> THE PROBLEM: Only lines containing the string "Latest" belong in the answer; copy all of them from the entries.

> RECORDS SUPPLIED:
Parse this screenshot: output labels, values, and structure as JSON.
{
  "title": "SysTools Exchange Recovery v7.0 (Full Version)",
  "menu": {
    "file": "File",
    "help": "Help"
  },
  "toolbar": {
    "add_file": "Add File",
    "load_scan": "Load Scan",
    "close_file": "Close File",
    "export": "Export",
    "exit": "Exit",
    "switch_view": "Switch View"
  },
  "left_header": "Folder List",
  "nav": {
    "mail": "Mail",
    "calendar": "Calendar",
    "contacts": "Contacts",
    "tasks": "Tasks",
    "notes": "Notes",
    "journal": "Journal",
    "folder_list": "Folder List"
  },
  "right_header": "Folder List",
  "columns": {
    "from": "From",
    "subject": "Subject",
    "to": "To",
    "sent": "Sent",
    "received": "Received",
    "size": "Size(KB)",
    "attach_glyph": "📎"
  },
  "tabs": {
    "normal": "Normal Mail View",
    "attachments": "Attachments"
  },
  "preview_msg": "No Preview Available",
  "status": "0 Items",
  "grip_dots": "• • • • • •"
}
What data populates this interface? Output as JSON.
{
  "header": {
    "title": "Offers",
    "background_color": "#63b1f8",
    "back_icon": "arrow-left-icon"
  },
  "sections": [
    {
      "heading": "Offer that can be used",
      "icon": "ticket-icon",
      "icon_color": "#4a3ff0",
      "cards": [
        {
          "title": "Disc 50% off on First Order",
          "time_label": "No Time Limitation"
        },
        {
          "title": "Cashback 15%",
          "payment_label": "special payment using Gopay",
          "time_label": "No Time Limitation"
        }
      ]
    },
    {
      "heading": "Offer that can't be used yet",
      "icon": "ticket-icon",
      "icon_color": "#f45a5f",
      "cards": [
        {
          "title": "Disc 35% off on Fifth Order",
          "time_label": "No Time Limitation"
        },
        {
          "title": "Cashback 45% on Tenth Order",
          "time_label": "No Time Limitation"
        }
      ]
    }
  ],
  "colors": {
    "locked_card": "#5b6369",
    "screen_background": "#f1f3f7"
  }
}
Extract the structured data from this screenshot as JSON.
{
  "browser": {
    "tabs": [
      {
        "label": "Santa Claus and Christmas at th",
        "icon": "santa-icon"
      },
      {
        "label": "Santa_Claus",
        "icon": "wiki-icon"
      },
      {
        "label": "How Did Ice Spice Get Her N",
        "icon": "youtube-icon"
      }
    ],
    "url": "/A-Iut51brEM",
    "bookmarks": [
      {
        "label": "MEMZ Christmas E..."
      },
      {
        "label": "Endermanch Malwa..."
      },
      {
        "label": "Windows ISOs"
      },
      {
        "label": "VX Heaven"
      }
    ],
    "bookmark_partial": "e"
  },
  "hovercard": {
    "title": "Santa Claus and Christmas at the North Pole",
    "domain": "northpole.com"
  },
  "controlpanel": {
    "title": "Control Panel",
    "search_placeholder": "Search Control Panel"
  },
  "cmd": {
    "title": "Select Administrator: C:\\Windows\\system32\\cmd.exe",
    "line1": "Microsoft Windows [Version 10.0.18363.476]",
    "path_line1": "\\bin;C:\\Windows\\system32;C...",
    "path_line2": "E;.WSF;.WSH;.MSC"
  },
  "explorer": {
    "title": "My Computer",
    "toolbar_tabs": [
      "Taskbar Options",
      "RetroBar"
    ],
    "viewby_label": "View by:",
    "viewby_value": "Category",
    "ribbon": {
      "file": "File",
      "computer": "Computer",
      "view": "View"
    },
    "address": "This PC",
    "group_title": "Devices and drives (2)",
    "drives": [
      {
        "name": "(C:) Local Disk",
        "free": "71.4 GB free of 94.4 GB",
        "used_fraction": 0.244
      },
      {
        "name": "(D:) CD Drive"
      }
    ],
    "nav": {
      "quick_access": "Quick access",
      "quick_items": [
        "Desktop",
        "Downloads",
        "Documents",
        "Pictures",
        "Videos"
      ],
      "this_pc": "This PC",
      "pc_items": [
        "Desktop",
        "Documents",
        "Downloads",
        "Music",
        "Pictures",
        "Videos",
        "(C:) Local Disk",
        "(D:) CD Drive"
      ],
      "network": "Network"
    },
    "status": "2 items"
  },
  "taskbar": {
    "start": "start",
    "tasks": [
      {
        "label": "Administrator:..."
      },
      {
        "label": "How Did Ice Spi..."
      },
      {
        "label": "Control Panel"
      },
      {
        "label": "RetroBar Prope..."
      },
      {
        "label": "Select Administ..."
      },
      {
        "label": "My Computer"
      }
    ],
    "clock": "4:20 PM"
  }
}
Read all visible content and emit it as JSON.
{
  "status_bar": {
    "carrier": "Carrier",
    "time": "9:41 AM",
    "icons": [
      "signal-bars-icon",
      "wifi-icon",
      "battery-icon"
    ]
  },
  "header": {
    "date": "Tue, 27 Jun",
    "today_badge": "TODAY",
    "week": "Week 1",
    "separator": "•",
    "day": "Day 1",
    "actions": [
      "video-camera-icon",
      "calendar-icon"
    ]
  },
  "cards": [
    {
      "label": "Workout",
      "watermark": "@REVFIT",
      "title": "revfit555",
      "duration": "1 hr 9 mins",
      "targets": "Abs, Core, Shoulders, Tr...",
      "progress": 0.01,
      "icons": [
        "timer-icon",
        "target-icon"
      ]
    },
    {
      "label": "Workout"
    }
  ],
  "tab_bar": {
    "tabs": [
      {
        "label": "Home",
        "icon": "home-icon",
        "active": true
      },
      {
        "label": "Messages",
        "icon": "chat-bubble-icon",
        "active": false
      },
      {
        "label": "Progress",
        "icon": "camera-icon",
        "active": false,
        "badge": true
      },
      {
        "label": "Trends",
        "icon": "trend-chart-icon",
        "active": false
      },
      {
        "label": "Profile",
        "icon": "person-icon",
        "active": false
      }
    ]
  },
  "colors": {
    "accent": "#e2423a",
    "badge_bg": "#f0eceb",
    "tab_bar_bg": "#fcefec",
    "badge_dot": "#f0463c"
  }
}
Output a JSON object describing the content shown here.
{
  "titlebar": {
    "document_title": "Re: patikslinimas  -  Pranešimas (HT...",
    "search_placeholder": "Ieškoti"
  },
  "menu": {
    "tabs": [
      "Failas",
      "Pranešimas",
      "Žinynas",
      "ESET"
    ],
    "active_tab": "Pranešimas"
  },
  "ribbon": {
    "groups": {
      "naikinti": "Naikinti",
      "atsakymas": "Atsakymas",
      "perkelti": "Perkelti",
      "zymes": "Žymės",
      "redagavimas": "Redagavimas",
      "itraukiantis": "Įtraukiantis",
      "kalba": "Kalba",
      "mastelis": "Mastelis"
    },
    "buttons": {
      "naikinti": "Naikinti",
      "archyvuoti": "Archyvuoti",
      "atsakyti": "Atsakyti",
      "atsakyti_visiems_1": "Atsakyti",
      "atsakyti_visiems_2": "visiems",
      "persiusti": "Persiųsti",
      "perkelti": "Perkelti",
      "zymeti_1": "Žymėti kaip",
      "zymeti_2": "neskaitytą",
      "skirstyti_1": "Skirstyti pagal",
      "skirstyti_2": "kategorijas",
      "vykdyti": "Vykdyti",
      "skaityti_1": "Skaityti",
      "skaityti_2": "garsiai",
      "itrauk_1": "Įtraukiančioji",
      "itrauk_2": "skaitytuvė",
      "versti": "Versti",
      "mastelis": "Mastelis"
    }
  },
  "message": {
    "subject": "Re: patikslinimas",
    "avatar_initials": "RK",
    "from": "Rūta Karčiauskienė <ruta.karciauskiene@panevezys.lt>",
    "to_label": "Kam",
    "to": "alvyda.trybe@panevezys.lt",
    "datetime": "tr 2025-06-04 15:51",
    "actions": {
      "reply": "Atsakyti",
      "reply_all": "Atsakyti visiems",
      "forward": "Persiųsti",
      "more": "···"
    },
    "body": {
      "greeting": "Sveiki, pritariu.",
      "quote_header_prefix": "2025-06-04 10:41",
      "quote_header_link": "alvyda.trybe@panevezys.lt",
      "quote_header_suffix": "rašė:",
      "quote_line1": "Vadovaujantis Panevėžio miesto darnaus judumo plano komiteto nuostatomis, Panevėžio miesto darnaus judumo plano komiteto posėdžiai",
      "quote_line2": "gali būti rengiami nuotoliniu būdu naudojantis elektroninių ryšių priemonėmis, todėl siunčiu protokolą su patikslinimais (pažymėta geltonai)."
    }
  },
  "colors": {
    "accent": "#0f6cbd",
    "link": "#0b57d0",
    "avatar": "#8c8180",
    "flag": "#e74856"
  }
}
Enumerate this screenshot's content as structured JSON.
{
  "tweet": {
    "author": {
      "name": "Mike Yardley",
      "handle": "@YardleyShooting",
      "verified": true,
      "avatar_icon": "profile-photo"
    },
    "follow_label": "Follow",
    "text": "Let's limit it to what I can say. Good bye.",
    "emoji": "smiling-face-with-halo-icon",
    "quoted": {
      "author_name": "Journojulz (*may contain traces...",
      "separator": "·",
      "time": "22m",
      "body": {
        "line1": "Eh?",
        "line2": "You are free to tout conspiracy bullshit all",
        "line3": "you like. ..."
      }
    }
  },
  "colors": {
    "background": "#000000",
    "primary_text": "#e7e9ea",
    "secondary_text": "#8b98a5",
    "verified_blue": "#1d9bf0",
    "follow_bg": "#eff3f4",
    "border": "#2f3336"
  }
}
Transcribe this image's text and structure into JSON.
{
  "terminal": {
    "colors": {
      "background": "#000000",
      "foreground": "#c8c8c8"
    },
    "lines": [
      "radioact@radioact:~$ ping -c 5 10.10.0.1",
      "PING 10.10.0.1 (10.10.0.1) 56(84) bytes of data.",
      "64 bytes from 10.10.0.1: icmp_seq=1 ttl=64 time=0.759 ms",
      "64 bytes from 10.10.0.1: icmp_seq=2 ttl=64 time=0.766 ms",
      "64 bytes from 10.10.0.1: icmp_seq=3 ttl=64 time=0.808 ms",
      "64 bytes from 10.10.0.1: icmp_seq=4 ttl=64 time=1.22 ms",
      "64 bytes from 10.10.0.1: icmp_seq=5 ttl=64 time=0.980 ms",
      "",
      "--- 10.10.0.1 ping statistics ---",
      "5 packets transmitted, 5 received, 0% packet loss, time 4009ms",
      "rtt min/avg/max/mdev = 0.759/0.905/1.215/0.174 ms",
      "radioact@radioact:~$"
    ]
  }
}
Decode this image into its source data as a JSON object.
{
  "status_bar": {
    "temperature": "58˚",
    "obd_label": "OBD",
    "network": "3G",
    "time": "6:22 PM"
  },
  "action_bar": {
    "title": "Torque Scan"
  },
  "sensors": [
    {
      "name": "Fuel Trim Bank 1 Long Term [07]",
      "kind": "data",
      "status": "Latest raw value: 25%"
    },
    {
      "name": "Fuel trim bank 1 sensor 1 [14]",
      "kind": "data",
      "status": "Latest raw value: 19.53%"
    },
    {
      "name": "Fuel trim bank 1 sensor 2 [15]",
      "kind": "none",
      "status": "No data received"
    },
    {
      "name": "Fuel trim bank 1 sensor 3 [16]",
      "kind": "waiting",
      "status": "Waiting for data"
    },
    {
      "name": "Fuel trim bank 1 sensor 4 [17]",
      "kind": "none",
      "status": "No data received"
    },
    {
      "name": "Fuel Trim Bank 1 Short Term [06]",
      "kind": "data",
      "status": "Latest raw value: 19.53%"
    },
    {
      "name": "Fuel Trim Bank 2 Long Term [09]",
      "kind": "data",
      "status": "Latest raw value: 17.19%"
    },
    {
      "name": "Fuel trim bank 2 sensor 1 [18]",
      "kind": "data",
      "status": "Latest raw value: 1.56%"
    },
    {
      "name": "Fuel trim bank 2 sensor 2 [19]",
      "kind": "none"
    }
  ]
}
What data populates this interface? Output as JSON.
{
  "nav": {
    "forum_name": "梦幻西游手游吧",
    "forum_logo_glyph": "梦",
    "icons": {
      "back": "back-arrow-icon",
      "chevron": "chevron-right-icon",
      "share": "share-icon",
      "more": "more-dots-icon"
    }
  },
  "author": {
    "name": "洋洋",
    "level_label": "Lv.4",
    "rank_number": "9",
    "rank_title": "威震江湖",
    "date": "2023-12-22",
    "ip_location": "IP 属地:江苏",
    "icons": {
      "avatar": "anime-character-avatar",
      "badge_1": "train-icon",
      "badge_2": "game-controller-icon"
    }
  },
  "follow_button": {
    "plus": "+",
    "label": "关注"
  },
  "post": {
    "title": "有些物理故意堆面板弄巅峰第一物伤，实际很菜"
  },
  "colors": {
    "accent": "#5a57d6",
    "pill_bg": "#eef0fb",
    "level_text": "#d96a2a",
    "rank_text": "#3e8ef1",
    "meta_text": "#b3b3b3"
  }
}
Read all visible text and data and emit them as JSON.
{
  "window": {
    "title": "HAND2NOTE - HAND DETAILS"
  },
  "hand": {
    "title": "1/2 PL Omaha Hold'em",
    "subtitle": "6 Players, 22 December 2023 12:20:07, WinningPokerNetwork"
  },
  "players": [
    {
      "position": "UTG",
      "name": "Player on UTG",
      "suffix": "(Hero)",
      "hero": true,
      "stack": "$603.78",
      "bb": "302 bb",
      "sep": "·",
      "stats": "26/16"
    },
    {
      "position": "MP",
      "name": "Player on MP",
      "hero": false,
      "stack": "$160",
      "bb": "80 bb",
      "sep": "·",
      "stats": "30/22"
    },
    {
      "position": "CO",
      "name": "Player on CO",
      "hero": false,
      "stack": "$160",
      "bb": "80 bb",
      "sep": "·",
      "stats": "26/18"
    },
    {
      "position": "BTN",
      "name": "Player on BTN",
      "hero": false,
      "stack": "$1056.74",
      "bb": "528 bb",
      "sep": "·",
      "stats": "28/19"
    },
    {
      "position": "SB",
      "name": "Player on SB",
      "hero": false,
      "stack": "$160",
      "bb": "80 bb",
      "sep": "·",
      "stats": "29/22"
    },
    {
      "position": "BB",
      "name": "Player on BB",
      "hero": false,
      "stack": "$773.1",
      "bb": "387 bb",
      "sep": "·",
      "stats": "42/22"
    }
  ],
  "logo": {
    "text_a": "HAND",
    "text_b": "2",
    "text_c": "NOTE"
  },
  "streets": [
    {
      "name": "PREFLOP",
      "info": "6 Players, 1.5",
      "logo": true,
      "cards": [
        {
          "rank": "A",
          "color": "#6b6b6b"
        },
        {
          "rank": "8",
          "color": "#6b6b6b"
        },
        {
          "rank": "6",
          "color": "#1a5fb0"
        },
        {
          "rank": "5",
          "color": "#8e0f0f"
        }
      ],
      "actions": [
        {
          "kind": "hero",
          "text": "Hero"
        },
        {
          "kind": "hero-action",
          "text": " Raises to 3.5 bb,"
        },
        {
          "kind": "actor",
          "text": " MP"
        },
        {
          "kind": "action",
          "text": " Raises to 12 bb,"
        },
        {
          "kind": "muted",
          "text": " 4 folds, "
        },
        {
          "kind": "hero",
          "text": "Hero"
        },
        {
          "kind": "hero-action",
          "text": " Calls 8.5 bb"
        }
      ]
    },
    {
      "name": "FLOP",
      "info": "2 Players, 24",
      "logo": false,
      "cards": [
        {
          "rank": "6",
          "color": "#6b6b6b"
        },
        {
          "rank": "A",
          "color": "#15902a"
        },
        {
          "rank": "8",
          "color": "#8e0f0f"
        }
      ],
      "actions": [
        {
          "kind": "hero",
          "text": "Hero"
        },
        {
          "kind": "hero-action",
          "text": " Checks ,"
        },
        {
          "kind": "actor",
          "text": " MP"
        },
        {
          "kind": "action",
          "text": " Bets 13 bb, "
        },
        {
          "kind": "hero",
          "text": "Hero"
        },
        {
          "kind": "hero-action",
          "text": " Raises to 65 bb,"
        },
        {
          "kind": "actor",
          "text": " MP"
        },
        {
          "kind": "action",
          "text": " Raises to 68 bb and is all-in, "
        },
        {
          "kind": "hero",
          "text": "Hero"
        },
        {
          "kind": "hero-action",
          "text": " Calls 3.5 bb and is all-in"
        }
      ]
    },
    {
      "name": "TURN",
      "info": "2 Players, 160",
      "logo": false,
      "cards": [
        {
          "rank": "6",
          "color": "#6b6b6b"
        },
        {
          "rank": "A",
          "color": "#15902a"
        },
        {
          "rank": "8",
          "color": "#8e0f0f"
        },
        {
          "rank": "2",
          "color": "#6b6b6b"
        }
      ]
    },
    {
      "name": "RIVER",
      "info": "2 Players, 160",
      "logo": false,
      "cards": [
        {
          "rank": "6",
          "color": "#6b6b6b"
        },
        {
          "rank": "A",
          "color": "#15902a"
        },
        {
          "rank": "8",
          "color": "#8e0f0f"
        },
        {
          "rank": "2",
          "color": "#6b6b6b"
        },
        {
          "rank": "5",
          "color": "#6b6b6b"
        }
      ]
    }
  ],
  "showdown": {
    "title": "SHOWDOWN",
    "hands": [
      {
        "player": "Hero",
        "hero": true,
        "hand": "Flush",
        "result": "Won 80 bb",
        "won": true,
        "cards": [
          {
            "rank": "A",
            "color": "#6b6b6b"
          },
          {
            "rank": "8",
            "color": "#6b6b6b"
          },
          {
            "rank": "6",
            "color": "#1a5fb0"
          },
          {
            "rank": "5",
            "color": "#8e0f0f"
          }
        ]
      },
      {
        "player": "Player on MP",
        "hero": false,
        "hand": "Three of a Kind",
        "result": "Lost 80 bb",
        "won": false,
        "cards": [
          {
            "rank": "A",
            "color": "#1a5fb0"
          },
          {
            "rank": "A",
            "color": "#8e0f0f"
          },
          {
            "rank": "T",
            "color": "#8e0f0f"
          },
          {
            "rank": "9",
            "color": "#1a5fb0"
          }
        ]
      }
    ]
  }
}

> FINAL ANSWER:
      "status": "Latest raw value: 25%"
      "status": "Latest raw value: 19.53%"
      "status": "Latest raw value: 19.53%"
      "status": "Latest raw value: 17.19%"
      "status": "Latest raw value: 1.56%"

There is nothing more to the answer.